**Task brief**
State how many lines in the listing contain the string "Страница", and add nothing to that number.
Start of Source data
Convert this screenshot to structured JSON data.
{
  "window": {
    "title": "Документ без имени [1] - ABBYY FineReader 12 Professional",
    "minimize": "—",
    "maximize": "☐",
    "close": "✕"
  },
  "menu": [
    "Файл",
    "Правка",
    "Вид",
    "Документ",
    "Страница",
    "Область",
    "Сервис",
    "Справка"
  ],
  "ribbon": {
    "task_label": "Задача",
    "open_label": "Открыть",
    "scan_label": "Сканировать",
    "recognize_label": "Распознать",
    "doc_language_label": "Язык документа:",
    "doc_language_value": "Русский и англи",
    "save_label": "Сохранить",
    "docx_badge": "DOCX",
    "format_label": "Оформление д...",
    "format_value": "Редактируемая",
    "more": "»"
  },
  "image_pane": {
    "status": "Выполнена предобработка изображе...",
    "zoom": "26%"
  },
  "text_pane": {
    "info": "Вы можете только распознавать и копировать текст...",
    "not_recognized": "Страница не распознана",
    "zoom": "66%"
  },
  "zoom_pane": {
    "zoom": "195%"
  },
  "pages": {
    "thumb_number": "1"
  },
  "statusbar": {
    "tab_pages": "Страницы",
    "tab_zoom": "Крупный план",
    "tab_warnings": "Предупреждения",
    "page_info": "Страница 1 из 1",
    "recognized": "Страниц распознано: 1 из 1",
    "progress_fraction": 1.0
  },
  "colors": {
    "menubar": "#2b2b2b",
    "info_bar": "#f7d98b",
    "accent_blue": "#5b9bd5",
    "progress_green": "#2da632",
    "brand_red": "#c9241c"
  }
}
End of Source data
**Response to this exercise**
3